Available data below:

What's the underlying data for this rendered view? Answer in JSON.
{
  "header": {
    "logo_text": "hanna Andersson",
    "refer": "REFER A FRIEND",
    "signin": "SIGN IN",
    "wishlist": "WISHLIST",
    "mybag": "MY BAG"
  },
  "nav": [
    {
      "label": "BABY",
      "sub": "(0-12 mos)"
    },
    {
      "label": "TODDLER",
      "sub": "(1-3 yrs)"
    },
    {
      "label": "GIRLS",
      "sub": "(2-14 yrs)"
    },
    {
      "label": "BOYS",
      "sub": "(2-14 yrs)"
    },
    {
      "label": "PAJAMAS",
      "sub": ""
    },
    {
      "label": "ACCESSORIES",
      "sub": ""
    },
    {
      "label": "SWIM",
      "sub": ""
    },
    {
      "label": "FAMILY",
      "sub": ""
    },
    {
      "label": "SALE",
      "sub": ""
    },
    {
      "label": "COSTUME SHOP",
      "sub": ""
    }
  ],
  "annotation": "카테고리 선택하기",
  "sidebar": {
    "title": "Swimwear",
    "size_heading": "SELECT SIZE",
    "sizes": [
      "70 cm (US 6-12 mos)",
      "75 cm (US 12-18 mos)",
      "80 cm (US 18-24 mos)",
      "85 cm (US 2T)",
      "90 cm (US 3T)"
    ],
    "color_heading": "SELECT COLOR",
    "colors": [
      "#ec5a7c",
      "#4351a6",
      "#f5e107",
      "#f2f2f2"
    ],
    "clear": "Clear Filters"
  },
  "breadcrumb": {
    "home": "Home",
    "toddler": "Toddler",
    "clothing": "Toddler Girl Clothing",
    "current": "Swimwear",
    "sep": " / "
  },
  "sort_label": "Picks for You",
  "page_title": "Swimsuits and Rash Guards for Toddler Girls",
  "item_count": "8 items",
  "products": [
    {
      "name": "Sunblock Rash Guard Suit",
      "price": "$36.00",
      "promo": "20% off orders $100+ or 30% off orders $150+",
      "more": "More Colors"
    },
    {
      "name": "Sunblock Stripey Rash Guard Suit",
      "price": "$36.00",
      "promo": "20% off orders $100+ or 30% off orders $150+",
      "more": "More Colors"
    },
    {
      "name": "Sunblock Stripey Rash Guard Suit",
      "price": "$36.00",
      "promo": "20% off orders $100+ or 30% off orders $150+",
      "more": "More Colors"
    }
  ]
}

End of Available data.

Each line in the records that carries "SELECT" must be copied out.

### The answer
    "size_heading": "SELECT SIZE",
    "color_heading": "SELECT COLOR",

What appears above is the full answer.